Now, citizens are taking it upon themselves to transition to solar energy to keep the lights on. Take a walk through urban communities and you will see rooftop PVs everywhere, a testament to the growing appetite for community and independently owned green energy sources. Zimbabweans with renewable energy enjoy uninterrupted power provision in a country where power cuts have become the norm. These are by and large upper middle class households.
The Zimbabwean government recently adopted a policy to purchase surplus electricity from owners of micro solar PV infrastructure. This means that households can now wheel excess capacity on to the national grid.
Looking to the future: A hamstrung government in search of partners.

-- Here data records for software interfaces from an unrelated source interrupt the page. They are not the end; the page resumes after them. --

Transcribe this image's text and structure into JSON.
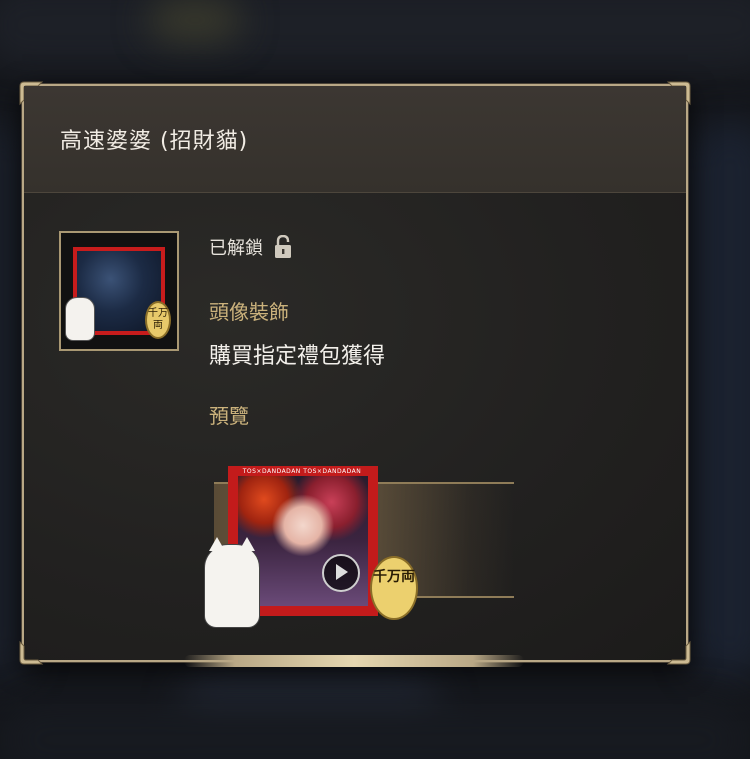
{
  "dialog": {
    "title": "高速婆婆 (招財貓)",
    "status": {
      "text": "已解鎖",
      "icon": "unlocked-padlock-icon"
    },
    "category": "頭像裝飾",
    "description": "購買指定禮包獲得",
    "preview_label": "預覽"
  },
  "thumbnail": {
    "coin_text": "千万両"
  },
  "preview": {
    "coin_text": "千万両",
    "frame_text": "TOS×DANDADAN TOS×DANDADAN"
  },
  "colors": {
    "accent_gold": "#cbb27c",
    "frame_red": "#c71c1c",
    "border_gold": "#b9a886"
  }
}
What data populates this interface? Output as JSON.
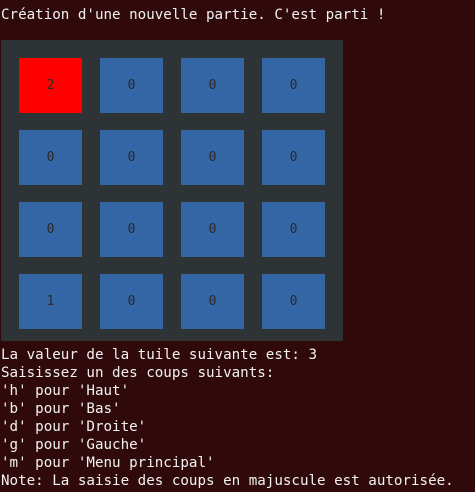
{
  "intro": "Création d'une nouvelle partie. C'est parti !",
  "board": {
    "rows": [
      [
        "2",
        "0",
        "0",
        "0"
      ],
      [
        "0",
        "0",
        "0",
        "0"
      ],
      [
        "0",
        "0",
        "0",
        "0"
      ],
      [
        "1",
        "0",
        "0",
        "0"
      ]
    ],
    "highlighted_tile": "2",
    "colors": {
      "terminal_background": "#300a0a",
      "board_background": "#2e3436",
      "tile": "#3465a4",
      "highlighted_tile": "#ff0000",
      "text": "#f2f2f2"
    }
  },
  "next_tile_text": "La valeur de la tuile suivante est: 3",
  "prompt": "Saisissez un des coups suivants:",
  "options": [
    "'h' pour 'Haut'",
    "'b' pour 'Bas'",
    "'d' pour 'Droite'",
    "'g' pour 'Gauche'",
    "'m' pour 'Menu principal'"
  ],
  "note": "Note: La saisie des coups en majuscule est autorisée."
}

Zimbabwe’s government is very much aware of the need to reduce greenhouse emissions as well as expand its installed renewable capacity. Its plans are captured in a blueprint entitled Zimbabwe Renewable Energy Policy. The policy was launched in 2019 to reduce the country’s Greenhouse emissions by 40 percent by the year 2030. One of the ways the Zimbabwean government hopes to achieve this objective is through the expansion of renewable energy to 26.5 percent by 2030. This includes investment in hydro energy, solar energy, and biomass. The country’s position is that it will also continue using coal as a power source since it has no financial capacity to pursue other cleaner sources of energy.
In his speech at COP26, Zimbabwe’s President Emmerson Mnangagwa blamed EU and US-imposed sanctions for slowing down climate change mitigation efforts. He also launched an appeal for nations to honour their Paris Agreement pledges:
"Developed nations need to widen access to climate finance as soon as possible. Sadly, the longstanding pledge to contribute $100bn annually to help developing countries deal with the effects of climate change has been elusive. The wealthiest countries must set an example and speed up this financing. All it demands is political will.”
Zimbabwe has an estimated two billion tonnes of coal deposits in Matabeleland and the fact that China unilaterally decided to pull the plug on its coal power projects in the country must have hurt badly. That put paid to the $1.5 billion Hwange Power Station expansion project.
Currently, Zimbabwe has over 90 licensed independent power producers but the majority of them are struggling to access funding. Zimbabwe participated in COP26 and was one of the countries at the forefront of pushing rich polluting countries to compensate poorer countries for loss and damage. Zimbabwe’s President Emmerson Mnangagwa is on record stating that countries in Africa, South America, and parts of Asia should form a united front and hold western countries accountable for funding transitions to renewable energy.
Africa contributes only 4% of total annual CO2 emissions and Mnangagwa is right to demand that rich nations pay up now. However, such calls should not happen only in the build up to COP events. Global South leaders need to be more vociferous in their fight for climate justice.